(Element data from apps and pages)
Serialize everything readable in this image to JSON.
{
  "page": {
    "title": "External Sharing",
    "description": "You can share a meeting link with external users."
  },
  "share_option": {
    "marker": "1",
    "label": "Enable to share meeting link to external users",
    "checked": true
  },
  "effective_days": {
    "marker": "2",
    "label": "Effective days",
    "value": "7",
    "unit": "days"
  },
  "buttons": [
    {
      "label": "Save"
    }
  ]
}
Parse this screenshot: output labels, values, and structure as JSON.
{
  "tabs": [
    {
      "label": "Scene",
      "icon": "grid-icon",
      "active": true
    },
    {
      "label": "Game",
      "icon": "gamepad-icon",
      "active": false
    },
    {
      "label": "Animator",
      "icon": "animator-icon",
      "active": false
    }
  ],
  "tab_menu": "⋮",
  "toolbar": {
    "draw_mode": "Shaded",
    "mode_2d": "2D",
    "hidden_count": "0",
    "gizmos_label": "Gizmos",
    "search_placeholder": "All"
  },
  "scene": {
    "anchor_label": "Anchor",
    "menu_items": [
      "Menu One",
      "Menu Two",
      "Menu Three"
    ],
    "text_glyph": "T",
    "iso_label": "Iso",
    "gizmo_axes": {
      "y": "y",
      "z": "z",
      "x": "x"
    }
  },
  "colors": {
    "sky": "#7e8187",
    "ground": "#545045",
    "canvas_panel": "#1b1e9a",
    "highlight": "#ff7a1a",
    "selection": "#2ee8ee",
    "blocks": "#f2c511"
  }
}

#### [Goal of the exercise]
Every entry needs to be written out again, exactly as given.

#### [Output for this exercise]
Serialize everything readable in this image to JSON.
{
  "page": {
    "title": "External Sharing",
    "description": "You can share a meeting link with external users."
  },
  "share_option": {
    "marker": "1",
    "label": "Enable to share meeting link to external users",
    "checked": true
  },
  "effective_days": {
    "marker": "2",
    "label": "Effective days",
    "value": "7",
    "unit": "days"
  },
  "buttons": [
    {
      "label": "Save"
    }
  ]
}
Parse this screenshot: output labels, values, and structure as JSON.
{
  "tabs": [
    {
      "label": "Scene",
      "icon": "grid-icon",
      "active": true
    },
    {
      "label": "Game",
      "icon": "gamepad-icon",
      "active": false
    },
    {
      "label": "Animator",
      "icon": "animator-icon",
      "active": false
    }
  ],
  "tab_menu": "⋮",
  "toolbar": {
    "draw_mode": "Shaded",
    "mode_2d": "2D",
    "hidden_count": "0",
    "gizmos_label": "Gizmos",
    "search_placeholder": "All"
  },
  "scene": {
    "anchor_label": "Anchor",
    "menu_items": [
      "Menu One",
      "Menu Two",
      "Menu Three"
    ],
    "text_glyph": "T",
    "iso_label": "Iso",
    "gizmo_axes": {
      "y": "y",
      "z": "z",
      "x": "x"
    }
  },
  "colors": {
    "sky": "#7e8187",
    "ground": "#545045",
    "canvas_panel": "#1b1e9a",
    "highlight": "#ff7a1a",
    "selection": "#2ee8ee",
    "blocks": "#f2c511"
  }
}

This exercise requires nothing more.